Data listing Block Start

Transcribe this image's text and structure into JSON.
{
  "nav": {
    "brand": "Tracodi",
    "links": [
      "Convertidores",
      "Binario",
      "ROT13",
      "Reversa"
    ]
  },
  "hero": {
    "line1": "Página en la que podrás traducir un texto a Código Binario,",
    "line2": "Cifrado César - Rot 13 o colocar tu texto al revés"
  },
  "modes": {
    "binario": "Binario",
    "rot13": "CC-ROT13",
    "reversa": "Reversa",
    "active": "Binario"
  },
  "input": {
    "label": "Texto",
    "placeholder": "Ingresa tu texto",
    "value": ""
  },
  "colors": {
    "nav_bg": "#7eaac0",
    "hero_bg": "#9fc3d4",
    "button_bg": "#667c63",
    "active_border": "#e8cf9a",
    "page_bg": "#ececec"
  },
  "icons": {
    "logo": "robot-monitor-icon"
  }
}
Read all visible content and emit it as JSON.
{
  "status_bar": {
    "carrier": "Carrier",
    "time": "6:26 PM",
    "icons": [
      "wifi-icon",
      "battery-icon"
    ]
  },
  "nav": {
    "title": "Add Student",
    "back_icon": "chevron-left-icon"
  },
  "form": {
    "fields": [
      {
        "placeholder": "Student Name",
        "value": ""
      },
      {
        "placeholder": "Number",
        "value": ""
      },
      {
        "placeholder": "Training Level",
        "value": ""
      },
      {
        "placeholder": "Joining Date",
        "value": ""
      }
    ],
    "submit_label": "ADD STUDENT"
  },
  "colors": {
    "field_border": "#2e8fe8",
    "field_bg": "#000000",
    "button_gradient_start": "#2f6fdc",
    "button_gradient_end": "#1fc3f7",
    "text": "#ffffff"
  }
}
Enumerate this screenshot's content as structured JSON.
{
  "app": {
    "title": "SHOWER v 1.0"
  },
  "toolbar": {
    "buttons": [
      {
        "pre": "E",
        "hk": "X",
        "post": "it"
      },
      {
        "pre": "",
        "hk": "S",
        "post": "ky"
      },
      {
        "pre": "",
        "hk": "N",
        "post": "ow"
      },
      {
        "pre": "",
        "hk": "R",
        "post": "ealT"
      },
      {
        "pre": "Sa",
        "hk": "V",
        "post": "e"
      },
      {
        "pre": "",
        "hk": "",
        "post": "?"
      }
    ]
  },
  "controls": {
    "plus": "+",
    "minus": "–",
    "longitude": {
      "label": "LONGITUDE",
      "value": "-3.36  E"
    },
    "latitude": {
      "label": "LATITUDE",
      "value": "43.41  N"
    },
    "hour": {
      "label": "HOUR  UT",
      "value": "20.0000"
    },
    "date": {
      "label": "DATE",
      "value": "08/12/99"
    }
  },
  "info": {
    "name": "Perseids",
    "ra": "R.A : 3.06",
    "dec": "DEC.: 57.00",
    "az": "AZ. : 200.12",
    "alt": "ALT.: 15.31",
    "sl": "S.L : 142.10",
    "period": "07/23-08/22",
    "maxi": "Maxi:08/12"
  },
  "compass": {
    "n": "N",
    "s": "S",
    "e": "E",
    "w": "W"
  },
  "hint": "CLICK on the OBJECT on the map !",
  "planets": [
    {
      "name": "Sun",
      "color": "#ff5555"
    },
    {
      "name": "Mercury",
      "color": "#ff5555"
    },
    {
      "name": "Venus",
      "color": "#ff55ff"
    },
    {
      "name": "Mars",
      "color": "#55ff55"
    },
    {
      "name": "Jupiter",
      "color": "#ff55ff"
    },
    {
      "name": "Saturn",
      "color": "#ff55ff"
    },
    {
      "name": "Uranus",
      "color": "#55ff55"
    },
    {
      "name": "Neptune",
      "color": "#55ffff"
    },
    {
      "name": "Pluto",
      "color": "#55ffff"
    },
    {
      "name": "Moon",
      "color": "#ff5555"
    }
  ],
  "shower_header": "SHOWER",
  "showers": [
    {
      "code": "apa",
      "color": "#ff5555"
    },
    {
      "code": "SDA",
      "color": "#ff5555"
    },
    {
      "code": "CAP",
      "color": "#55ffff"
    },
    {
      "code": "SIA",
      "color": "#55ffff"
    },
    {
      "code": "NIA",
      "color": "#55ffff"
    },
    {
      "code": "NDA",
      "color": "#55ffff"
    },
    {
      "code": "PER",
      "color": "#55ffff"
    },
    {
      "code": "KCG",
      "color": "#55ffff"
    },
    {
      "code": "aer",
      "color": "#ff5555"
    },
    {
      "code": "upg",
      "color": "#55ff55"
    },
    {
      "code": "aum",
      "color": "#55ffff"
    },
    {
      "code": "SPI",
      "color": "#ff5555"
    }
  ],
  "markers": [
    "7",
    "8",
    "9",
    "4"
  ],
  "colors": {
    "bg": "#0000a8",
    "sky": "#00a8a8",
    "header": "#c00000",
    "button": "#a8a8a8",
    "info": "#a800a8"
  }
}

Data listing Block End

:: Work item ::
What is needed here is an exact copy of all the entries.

:: Exercise result ::
Transcribe this image's text and structure into JSON.
{
  "nav": {
    "brand": "Tracodi",
    "links": [
      "Convertidores",
      "Binario",
      "ROT13",
      "Reversa"
    ]
  },
  "hero": {
    "line1": "Página en la que podrás traducir un texto a Código Binario,",
    "line2": "Cifrado César - Rot 13 o colocar tu texto al revés"
  },
  "modes": {
    "binario": "Binario",
    "rot13": "CC-ROT13",
    "reversa": "Reversa",
    "active": "Binario"
  },
  "input": {
    "label": "Texto",
    "placeholder": "Ingresa tu texto",
    "value": ""
  },
  "colors": {
    "nav_bg": "#7eaac0",
    "hero_bg": "#9fc3d4",
    "button_bg": "#667c63",
    "active_border": "#e8cf9a",
    "page_bg": "#ececec"
  },
  "icons": {
    "logo": "robot-monitor-icon"
  }
}
Read all visible content and emit it as JSON.
{
  "status_bar": {
    "carrier": "Carrier",
    "time": "6:26 PM",
    "icons": [
      "wifi-icon",
      "battery-icon"
    ]
  },
  "nav": {
    "title": "Add Student",
    "back_icon": "chevron-left-icon"
  },
  "form": {
    "fields": [
      {
        "placeholder": "Student Name",
        "value": ""
      },
      {
        "placeholder": "Number",
        "value": ""
      },
      {
        "placeholder": "Training Level",
        "value": ""
      },
      {
        "placeholder": "Joining Date",
        "value": ""
      }
    ],
    "submit_label": "ADD STUDENT"
  },
  "colors": {
    "field_border": "#2e8fe8",
    "field_bg": "#000000",
    "button_gradient_start": "#2f6fdc",
    "button_gradient_end": "#1fc3f7",
    "text": "#ffffff"
  }
}
Enumerate this screenshot's content as structured JSON.
{
  "app": {
    "title": "SHOWER v 1.0"
  },
  "toolbar": {
    "buttons": [
      {
        "pre": "E",
        "hk": "X",
        "post": "it"
      },
      {
        "pre": "",
        "hk": "S",
        "post": "ky"
      },
      {
        "pre": "",
        "hk": "N",
        "post": "ow"
      },
      {
        "pre": "",
        "hk": "R",
        "post": "ealT"
      },
      {
        "pre": "Sa",
        "hk": "V",
        "post": "e"
      },
      {
        "pre": "",
        "hk": "",
        "post": "?"
      }
    ]
  },
  "controls": {
    "plus": "+",
    "minus": "–",
    "longitude": {
      "label": "LONGITUDE",
      "value": "-3.36  E"
    },
    "latitude": {
      "label": "LATITUDE",
      "value": "43.41  N"
    },
    "hour": {
      "label": "HOUR  UT",
      "value": "20.0000"
    },
    "date": {
      "label": "DATE",
      "value": "08/12/99"
    }
  },
  "info": {
    "name": "Perseids",
    "ra": "R.A : 3.06",
    "dec": "DEC.: 57.00",
    "az": "AZ. : 200.12",
    "alt": "ALT.: 15.31",
    "sl": "S.L : 142.10",
    "period": "07/23-08/22",
    "maxi": "Maxi:08/12"
  },
  "compass": {
    "n": "N",
    "s": "S",
    "e": "E",
    "w": "W"
  },
  "hint": "CLICK on the OBJECT on the map !",
  "planets": [
    {
      "name": "Sun",
      "color": "#ff5555"
    },
    {
      "name": "Mercury",
      "color": "#ff5555"
    },
    {
      "name": "Venus",
      "color": "#ff55ff"
    },
    {
      "name": "Mars",
      "color": "#55ff55"
    },
    {
      "name": "Jupiter",
      "color": "#ff55ff"
    },
    {
      "name": "Saturn",
      "color": "#ff55ff"
    },
    {
      "name": "Uranus",
      "color": "#55ff55"
    },
    {
      "name": "Neptune",
      "color": "#55ffff"
    },
    {
      "name": "Pluto",
      "color": "#55ffff"
    },
    {
      "name": "Moon",
      "color": "#ff5555"
    }
  ],
  "shower_header": "SHOWER",
  "showers": [
    {
      "code": "apa",
      "color": "#ff5555"
    },
    {
      "code": "SDA",
      "color": "#ff5555"
    },
    {
      "code": "CAP",
      "color": "#55ffff"
    },
    {
      "code": "SIA",
      "color": "#55ffff"
    },
    {
      "code": "NIA",
      "color": "#55ffff"
    },
    {
      "code": "NDA",
      "color": "#55ffff"
    },
    {
      "code": "PER",
      "color": "#55ffff"
    },
    {
      "code": "KCG",
      "color": "#55ffff"
    },
    {
      "code": "aer",
      "color": "#ff5555"
    },
    {
      "code": "upg",
      "color": "#55ff55"
    },
    {
      "code": "aum",
      "color": "#55ffff"
    },
    {
      "code": "SPI",
      "color": "#ff5555"
    }
  ],
  "markers": [
    "7",
    "8",
    "9",
    "4"
  ],
  "colors": {
    "bg": "#0000a8",
    "sky": "#00a8a8",
    "header": "#c00000",
    "button": "#a8a8a8",
    "info": "#a800a8"
  }
}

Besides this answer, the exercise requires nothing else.